In a recent decision, McIver v. McIntyre, 2018 ABCA 151, the Alberta Court of Appeal upheld the trial judge’s decision which said there was no liability for a vehicle owner with respect to a motor vehicle accident involving the WCB. Before McIntyre, the Courts interpreted both the Traffic Safety Act and the Workers' Compensation Act to impose vicarious liability on the owner of a vehicle involved in a motor vehicle accident where the claim was brought by the WCB. The usual scenario involved a motor vehicle accident where a plaintiff, during the course of his employment, was injured in an accident caused by the negligence of a driver, also in the course of his employment. The negligent driver's employer rented or leased the vehicle from the owner. Since the negligent driver and his employer (who was the renter/lessee of the vehicle), were covered by WCB, they were immune from suit. As a result, when the plaintiff made a claim through the WCB for benefits, the action vested with the WCB and the WCB could only sue the owner of the vehicle. The Workers' Compensation Act provides statutory immunity for other entities covered by WCB. Thus, the owner, who in reality had nothing to do with the motor vehicle accident, was found liable.

Previous cases like Dempsey v. Bagley, 2016 ABQB 124, attributed 25% liability to the owner in the above fact scenario. However, in McIver, the owner was not held liable at all.

In McIver, the owner took his vehicle into a garage for repairs. He provided the garage and its employees with consent to drive the vehicle. One of the garage's employees took the vehicle for a test drive. As a result of the employee's negligence, a motor vehicle accident ensued, causing personal injury to the plaintiff (who was working at the time). The plaintiff made a claim to the WCB for benefits, and since the action vested in the WCB, a lawsuit was commenced only against the owner. The WCB was precluded from suing the garage or its employee since they were covered by WCB as well.

The trial judge examined the degree of control the owner of the vehicle had with respect to the motor vehicle accident. The Workers' Compensation Act was interpreted such that the Court would hold a defendant liable only for that portion of the damage or loss occasioned by the defendant's own fault. Whether the Court actually apportions loss to the defendant depends on the relative contributions to the loss. The trial judge found that the garage was 100% vicariously liable for its employee's negligence. The owner had no degree of control and was not at fault for the accident. The Court of Appeal upheld the trial judge's decision.

McIver appears to provide a practical approach to an apportionment of liability.
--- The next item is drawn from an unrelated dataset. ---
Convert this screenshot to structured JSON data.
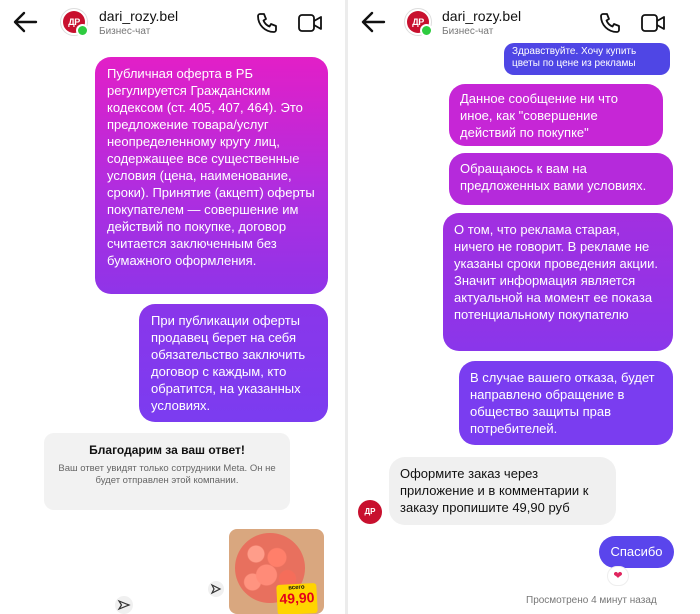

The owner of a vehicle will typically be held vicariously liable for the actions of negligent drivers when consent has been provided. However, the Court of Appeal has qualified that rule of law to require an examination of the degree of control and actual contribution. Thus, according to McIver, an owner will not be at fault if there was no degree of control or contribution to the motor vehicle accident. What remains to be seen, however, is whether this applies to a scenario where a lease is involved. Our clients have typically leased vehicles to other entities whose employees then cause motor vehicle accidents through their negligence during the course of their employment. When the plaintiff is injured, while also during the course of their employment, they make a claim through the WCB and then the WCB brings a lawsuit only against the owner/lessor of the vehicle. They are precluded from bringing suit against the lessee or the employee as such claims are statute-barred by the Workers' Compensation Act. Thus, we will see how McIver is interpreted by the Courts when a similar situation arises involving a lease. Will liability be apportioned like McIver (0%), or like Dempsey (25%), or something in between? Only time will tell.